Indonesian militant hurt by bicycle bomb blast

An Islamic militant was critically injured when a homemade bomb strapped to the back of his bicycle detonated prematurely Thursday before he reached his apparent target — a police post outside Indonesia's capital.

No one else was hurt.

Police spokesman Col. Boy Rafli Amar said a letter found in the 38-year-old man's back pocket said he was seeking "revenge for the infidels who killed Islamic fighters."

"We will hunt you even if you run into the clouds," the note, written on two pages, said. "Your death is certain."

The low-explosive device, packed with ball bearings and nails to maximize the impact of the blast, apparently went off accidentally when the suspect was 100 yards (meters) from the police post in Jakarta's industrial suburb of Bekasi.

Indonesia, a secular nation with more Muslims than any other in the world, has been battling terrorists since 2002, when militants linked to the Southeast Asian network Jemaah Islamiyah started attacking Western nightclubs, restaurants and embassies.

More than 260 people have been killed, many of them foreign tourists.

A new homegrown terror cell discovered in Aceh province in February, however, has shifted tactics, targeting the country's moderate leaders and its security forces for joining a U.S.-backed crackdown on militants.

Scores of suspects have been arrested since then and more than a dozen killed.

"This is revenge against you, the devil's allies, who kill, sentence to death, and arrest the Muslim fighters," said the note carried by the man, who suffered wounds to the face and neck.

"We are ready to die for this noble religion."

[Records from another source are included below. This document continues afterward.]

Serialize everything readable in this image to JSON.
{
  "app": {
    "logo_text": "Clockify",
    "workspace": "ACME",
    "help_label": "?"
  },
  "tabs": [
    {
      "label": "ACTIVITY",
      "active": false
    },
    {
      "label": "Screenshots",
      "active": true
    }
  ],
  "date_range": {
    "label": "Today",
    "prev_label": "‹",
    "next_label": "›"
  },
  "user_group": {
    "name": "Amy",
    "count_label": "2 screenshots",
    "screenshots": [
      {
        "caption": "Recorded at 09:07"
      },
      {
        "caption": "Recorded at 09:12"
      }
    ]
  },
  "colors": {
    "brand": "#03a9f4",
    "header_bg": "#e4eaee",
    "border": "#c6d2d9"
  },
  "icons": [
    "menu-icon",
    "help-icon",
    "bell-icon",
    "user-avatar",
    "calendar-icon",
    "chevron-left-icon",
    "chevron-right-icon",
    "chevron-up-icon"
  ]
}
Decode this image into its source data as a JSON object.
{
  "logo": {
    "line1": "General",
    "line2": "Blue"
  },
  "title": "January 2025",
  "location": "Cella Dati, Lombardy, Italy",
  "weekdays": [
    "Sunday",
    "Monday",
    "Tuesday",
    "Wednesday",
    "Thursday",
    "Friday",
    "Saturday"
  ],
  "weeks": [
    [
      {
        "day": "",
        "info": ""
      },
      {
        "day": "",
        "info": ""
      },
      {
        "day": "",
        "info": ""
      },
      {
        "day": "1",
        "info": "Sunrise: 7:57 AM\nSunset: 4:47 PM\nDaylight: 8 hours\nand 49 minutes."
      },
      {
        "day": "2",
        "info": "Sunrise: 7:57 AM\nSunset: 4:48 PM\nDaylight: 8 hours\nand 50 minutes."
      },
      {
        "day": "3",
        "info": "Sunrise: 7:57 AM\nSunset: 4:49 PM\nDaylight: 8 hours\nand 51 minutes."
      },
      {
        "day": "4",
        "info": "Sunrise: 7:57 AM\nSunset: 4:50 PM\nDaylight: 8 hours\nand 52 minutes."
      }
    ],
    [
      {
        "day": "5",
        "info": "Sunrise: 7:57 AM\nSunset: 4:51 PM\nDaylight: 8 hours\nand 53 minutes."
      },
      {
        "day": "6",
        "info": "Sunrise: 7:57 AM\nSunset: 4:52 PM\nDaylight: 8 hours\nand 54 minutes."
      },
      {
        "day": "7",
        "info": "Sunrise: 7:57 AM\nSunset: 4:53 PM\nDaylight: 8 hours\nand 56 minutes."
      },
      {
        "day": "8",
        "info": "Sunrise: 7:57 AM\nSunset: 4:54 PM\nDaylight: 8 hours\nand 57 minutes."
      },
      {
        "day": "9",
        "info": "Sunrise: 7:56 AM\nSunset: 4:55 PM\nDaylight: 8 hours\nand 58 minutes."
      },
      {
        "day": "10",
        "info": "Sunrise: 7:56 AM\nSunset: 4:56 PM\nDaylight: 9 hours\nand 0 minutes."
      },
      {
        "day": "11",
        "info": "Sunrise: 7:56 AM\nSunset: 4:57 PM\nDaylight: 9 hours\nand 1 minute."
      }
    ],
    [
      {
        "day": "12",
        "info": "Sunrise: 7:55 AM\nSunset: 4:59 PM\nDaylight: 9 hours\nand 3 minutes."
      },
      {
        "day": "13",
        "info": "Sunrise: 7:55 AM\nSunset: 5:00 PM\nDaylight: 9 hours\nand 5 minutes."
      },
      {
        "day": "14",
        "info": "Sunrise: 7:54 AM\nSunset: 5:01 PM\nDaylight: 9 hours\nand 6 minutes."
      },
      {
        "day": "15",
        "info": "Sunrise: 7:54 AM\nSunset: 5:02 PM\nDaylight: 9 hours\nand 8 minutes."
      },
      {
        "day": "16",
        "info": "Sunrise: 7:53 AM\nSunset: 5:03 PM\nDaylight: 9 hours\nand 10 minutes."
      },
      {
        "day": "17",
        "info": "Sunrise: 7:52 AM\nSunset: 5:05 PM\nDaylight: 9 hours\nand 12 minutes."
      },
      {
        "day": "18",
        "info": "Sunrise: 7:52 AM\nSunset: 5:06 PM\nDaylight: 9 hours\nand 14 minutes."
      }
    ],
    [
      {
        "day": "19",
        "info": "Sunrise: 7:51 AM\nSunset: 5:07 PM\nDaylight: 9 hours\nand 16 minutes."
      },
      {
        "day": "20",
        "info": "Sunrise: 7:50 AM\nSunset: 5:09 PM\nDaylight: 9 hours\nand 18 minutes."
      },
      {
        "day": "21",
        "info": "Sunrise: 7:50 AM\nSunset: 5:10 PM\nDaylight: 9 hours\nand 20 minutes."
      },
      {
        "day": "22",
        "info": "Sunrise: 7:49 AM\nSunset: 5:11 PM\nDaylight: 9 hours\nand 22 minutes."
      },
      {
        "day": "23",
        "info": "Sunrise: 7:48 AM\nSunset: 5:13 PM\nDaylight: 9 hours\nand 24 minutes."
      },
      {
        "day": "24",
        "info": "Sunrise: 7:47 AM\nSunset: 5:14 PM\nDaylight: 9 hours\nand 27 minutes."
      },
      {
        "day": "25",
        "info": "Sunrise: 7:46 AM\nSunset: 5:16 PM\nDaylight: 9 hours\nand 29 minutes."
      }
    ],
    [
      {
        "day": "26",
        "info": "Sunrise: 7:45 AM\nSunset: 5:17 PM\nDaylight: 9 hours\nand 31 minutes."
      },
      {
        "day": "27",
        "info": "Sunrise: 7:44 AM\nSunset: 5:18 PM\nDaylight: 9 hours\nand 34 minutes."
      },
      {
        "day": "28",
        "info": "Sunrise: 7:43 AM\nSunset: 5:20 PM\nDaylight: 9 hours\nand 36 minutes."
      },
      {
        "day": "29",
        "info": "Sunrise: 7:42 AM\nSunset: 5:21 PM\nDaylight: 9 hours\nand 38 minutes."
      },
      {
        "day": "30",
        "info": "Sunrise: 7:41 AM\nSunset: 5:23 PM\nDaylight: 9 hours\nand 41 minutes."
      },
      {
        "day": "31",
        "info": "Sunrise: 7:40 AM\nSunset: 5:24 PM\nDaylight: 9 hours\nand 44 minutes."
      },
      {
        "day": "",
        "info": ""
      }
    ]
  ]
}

Last week, heavily armed Islamist militants stormed a police precinct on Sumatra island, fatally shooting three officers.